List every line in this data where the string "orders" occurs.

□ □ □ □

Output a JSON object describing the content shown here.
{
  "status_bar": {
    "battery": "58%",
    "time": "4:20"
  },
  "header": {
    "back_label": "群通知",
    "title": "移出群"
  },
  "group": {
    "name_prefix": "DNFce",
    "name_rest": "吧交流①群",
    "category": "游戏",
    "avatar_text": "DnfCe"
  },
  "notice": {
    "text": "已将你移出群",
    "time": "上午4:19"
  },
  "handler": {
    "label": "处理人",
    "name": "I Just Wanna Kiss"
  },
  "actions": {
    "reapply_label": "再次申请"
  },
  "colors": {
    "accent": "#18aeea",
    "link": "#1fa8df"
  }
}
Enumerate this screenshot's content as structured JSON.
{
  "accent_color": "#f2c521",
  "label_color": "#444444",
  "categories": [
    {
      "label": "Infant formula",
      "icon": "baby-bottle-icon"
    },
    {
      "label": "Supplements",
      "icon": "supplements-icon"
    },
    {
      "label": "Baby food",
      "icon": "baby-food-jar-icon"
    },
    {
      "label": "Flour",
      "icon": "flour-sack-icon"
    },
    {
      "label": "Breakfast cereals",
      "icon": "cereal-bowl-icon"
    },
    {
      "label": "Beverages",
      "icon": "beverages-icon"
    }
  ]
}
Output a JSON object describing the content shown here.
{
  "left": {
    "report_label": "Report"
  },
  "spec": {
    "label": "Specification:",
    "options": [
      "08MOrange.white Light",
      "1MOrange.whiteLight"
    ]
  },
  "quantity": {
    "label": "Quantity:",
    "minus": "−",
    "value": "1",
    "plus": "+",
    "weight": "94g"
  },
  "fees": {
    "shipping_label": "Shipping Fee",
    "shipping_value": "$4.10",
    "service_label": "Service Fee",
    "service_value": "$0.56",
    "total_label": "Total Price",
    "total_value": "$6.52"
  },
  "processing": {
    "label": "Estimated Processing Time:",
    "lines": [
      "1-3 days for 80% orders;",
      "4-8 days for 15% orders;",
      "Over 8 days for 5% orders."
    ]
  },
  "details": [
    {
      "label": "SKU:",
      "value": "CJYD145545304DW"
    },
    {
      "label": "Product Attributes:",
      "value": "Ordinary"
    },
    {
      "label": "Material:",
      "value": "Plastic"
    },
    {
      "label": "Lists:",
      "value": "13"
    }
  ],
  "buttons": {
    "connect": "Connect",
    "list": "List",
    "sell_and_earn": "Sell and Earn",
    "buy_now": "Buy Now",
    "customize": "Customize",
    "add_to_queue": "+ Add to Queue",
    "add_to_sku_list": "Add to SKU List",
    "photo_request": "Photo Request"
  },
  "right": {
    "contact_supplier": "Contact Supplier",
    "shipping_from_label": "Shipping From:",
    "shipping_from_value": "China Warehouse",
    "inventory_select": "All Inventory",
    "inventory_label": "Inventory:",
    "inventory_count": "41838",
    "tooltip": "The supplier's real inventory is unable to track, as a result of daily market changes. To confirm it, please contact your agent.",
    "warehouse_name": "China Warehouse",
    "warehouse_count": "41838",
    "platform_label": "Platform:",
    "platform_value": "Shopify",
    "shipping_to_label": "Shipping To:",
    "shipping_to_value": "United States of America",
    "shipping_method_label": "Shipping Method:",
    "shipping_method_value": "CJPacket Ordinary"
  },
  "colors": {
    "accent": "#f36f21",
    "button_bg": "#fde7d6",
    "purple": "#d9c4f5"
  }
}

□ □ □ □

**EXERCISE RESULT**
      "1-3 days for 80% orders;",
      "4-8 days for 15% orders;",
      "Over 8 days for 5% orders."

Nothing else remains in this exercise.